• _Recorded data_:

------------------------------------------------------------

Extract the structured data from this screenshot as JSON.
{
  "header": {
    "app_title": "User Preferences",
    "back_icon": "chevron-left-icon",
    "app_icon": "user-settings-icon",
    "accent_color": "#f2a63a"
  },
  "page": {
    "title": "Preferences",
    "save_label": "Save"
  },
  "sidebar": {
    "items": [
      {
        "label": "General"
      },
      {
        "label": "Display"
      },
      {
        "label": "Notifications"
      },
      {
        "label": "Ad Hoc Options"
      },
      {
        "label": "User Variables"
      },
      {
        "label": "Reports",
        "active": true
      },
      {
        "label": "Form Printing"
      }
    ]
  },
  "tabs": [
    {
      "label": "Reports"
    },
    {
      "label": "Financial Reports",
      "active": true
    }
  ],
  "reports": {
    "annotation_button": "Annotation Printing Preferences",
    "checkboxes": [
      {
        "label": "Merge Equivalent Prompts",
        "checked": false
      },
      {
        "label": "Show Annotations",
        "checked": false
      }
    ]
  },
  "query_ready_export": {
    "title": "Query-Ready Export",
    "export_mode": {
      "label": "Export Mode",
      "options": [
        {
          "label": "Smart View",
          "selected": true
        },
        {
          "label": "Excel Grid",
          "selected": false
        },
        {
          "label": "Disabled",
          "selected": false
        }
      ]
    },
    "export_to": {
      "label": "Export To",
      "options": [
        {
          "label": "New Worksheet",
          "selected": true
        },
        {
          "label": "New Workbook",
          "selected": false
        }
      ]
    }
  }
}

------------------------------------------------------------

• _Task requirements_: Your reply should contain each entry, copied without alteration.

• _Completed exercise_:
Extract the structured data from this screenshot as JSON.
{
  "header": {
    "app_title": "User Preferences",
    "back_icon": "chevron-left-icon",
    "app_icon": "user-settings-icon",
    "accent_color": "#f2a63a"
  },
  "page": {
    "title": "Preferences",
    "save_label": "Save"
  },
  "sidebar": {
    "items": [
      {
        "label": "General"
      },
      {
        "label": "Display"
      },
      {
        "label": "Notifications"
      },
      {
        "label": "Ad Hoc Options"
      },
      {
        "label": "User Variables"
      },
      {
        "label": "Reports",
        "active": true
      },
      {
        "label": "Form Printing"
      }
    ]
  },
  "tabs": [
    {
      "label": "Reports"
    },
    {
      "label": "Financial Reports",
      "active": true
    }
  ],
  "reports": {
    "annotation_button": "Annotation Printing Preferences",
    "checkboxes": [
      {
        "label": "Merge Equivalent Prompts",
        "checked": false
      },
      {
        "label": "Show Annotations",
        "checked": false
      }
    ]
  },
  "query_ready_export": {
    "title": "Query-Ready Export",
    "export_mode": {
      "label": "Export Mode",
      "options": [
        {
          "label": "Smart View",
          "selected": true
        },
        {
          "label": "Excel Grid",
          "selected": false
        },
        {
          "label": "Disabled",
          "selected": false
        }
      ]
    },
    "export_to": {
      "label": "Export To",
      "options": [
        {
          "label": "New Worksheet",
          "selected": true
        },
        {
          "label": "New Workbook",
          "selected": false
        }
      ]
    }
  }
}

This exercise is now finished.